__Data records for software interfaces__:
--

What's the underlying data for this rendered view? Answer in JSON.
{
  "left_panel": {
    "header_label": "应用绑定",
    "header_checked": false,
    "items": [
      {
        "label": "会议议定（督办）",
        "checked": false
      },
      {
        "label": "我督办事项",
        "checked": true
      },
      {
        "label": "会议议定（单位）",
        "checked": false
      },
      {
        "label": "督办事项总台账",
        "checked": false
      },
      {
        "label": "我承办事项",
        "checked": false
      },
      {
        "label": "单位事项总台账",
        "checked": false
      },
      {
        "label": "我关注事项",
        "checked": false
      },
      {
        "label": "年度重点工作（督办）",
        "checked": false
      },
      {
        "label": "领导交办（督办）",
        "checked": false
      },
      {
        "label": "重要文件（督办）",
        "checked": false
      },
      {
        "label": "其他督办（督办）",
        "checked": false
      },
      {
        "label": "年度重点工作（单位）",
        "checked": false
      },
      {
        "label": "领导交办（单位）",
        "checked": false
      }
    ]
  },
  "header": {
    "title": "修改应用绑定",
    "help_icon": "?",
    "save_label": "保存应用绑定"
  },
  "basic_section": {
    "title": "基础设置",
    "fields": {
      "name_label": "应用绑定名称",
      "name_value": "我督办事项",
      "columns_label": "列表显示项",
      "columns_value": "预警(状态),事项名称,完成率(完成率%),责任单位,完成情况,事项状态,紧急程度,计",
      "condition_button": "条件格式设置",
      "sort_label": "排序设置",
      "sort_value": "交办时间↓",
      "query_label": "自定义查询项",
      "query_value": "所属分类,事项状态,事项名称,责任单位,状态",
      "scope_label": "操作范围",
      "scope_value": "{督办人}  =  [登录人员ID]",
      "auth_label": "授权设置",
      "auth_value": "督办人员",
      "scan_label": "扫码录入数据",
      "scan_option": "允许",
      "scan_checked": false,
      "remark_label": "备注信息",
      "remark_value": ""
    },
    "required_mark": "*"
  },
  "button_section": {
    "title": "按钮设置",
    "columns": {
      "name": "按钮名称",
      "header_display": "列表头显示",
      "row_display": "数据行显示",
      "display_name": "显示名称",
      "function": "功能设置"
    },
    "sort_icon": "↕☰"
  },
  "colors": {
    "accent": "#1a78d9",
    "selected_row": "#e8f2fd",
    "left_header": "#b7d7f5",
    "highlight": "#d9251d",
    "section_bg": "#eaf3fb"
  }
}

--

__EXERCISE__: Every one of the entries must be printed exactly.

__OUTPUT FOR THIS EXERCISE__:
What's the underlying data for this rendered view? Answer in JSON.
{
  "left_panel": {
    "header_label": "应用绑定",
    "header_checked": false,
    "items": [
      {
        "label": "会议议定（督办）",
        "checked": false
      },
      {
        "label": "我督办事项",
        "checked": true
      },
      {
        "label": "会议议定（单位）",
        "checked": false
      },
      {
        "label": "督办事项总台账",
        "checked": false
      },
      {
        "label": "我承办事项",
        "checked": false
      },
      {
        "label": "单位事项总台账",
        "checked": false
      },
      {
        "label": "我关注事项",
        "checked": false
      },
      {
        "label": "年度重点工作（督办）",
        "checked": false
      },
      {
        "label": "领导交办（督办）",
        "checked": false
      },
      {
        "label": "重要文件（督办）",
        "checked": false
      },
      {
        "label": "其他督办（督办）",
        "checked": false
      },
      {
        "label": "年度重点工作（单位）",
        "checked": false
      },
      {
        "label": "领导交办（单位）",
        "checked": false
      }
    ]
  },
  "header": {
    "title": "修改应用绑定",
    "help_icon": "?",
    "save_label": "保存应用绑定"
  },
  "basic_section": {
    "title": "基础设置",
    "fields": {
      "name_label": "应用绑定名称",
      "name_value": "我督办事项",
      "columns_label": "列表显示项",
      "columns_value": "预警(状态),事项名称,完成率(完成率%),责任单位,完成情况,事项状态,紧急程度,计",
      "condition_button": "条件格式设置",
      "sort_label": "排序设置",
      "sort_value": "交办时间↓",
      "query_label": "自定义查询项",
      "query_value": "所属分类,事项状态,事项名称,责任单位,状态",
      "scope_label": "操作范围",
      "scope_value": "{督办人}  =  [登录人员ID]",
      "auth_label": "授权设置",
      "auth_value": "督办人员",
      "scan_label": "扫码录入数据",
      "scan_option": "允许",
      "scan_checked": false,
      "remark_label": "备注信息",
      "remark_value": ""
    },
    "required_mark": "*"
  },
  "button_section": {
    "title": "按钮设置",
    "columns": {
      "name": "按钮名称",
      "header_display": "列表头显示",
      "row_display": "数据行显示",
      "display_name": "显示名称",
      "function": "功能设置"
    },
    "sort_icon": "↕☰"
  },
  "colors": {
    "accent": "#1a78d9",
    "selected_row": "#e8f2fd",
    "left_header": "#b7d7f5",
    "highlight": "#d9251d",
    "section_bg": "#eaf3fb"
  }
}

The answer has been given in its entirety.